Replace them when you starting coming out of them when you don't mean to, or when the bearings start making noise. They don't last forever. Neither do the cleats.My experience has been different. I found that cheaper clone pedals wore out quickly, but the actual Shimano models seemed to last almost forever.
I have some of the very first SPD pedals that were used for lots of muddy mountain bike riding/racing, some general around town usage, and quite a few tours including a couple coast to coast ones over the last 35 years or so. I am not sure how many miles are on them, but between two pairs of the original SPDs it must be well over 100,000 miles on the higher mileage of the two and just a bit less on the other pair.
Both have been repacked only once as best I can remember. The exposed parts were cleaned and lightly lubed often. The repacking is a real pain on the ones I have so thankfully it needs to be done very infrequently.
I also have a newer model from 2010 that have less mileage on them but they too are holding up fine. They have required no maintenance other than the normal cleaning and lubing.
If they start to get loose it has generally been the cleats which do wear out after a while, but I have adjusted the release tension a few times (I like them fairly tight).
I am not sure if it makes any difference, but all of real shimano pedals were the simple ones with no platform or cage.

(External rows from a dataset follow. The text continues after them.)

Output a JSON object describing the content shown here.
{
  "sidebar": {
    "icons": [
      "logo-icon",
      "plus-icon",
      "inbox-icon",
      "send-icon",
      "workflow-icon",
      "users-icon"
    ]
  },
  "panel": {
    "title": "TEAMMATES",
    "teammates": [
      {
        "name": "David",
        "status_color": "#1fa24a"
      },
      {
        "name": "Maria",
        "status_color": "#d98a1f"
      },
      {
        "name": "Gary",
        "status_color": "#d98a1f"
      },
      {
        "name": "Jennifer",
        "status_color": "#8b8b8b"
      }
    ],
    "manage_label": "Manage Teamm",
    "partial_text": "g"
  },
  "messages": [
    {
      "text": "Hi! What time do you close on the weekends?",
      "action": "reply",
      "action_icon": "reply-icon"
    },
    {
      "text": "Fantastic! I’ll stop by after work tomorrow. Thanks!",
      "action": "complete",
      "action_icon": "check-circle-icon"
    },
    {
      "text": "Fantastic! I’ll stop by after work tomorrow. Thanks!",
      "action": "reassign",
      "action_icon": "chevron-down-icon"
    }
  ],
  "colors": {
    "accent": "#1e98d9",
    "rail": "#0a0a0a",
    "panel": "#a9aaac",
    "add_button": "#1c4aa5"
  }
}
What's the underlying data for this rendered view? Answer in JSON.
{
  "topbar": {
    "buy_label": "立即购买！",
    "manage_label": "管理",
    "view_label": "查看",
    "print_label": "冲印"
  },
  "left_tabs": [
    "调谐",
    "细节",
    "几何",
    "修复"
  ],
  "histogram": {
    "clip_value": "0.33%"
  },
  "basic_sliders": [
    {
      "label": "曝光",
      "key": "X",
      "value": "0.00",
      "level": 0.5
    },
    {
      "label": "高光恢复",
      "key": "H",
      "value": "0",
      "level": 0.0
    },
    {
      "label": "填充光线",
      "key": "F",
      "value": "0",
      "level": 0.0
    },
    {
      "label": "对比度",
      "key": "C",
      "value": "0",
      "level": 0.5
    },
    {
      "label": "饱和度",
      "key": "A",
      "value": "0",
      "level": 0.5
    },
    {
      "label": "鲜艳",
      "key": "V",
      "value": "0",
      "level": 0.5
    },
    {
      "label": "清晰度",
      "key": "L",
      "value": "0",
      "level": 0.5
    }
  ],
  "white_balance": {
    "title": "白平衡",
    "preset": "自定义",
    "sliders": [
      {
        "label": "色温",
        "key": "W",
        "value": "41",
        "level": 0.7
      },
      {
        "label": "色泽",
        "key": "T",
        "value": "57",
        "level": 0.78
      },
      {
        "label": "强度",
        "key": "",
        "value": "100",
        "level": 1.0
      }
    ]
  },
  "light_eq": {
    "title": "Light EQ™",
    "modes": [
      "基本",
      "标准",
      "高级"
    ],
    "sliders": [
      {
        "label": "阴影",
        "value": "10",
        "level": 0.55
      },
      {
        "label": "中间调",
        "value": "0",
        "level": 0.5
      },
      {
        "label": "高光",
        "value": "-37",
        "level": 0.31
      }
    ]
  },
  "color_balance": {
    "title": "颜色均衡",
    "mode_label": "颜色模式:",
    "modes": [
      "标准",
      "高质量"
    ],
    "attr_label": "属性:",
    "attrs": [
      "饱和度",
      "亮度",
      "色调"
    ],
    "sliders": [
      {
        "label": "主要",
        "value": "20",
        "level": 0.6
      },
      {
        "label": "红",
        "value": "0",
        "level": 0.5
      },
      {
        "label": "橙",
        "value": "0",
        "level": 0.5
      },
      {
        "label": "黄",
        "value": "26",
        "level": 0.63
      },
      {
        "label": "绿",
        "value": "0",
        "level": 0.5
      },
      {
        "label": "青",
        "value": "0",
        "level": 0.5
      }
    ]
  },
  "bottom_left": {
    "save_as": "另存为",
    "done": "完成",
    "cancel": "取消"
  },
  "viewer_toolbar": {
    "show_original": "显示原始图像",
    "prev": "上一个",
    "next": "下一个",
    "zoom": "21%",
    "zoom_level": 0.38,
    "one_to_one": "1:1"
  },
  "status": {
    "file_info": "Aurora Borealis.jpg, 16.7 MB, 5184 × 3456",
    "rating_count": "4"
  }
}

The clones I have handled were widely variable in quality. One set I bought from nashbar for a family member were worthless right from the start with poor quality bearings that were not smooth no matter what I did and release mechanisms that didn't retain the cleats well. Others were OK but wore out much faster than the real Shimano ones. A pair of Performance house brand (Forte campus pedals probably made by wellgo) on my daughter's bike were starting to show some wear after doing one TA tour, but were still in use for a couple years of commuting.
I will mention one other thing. I think it is very important to take the time to get the angle of the cleats just right for you. This usually requires fitting them, riding a short distance, tweaking the setting, and trying them again. Repeat until you are well satisfied with the adjustment. If you don't get it right knee pain can result so take your time setting them up the first time.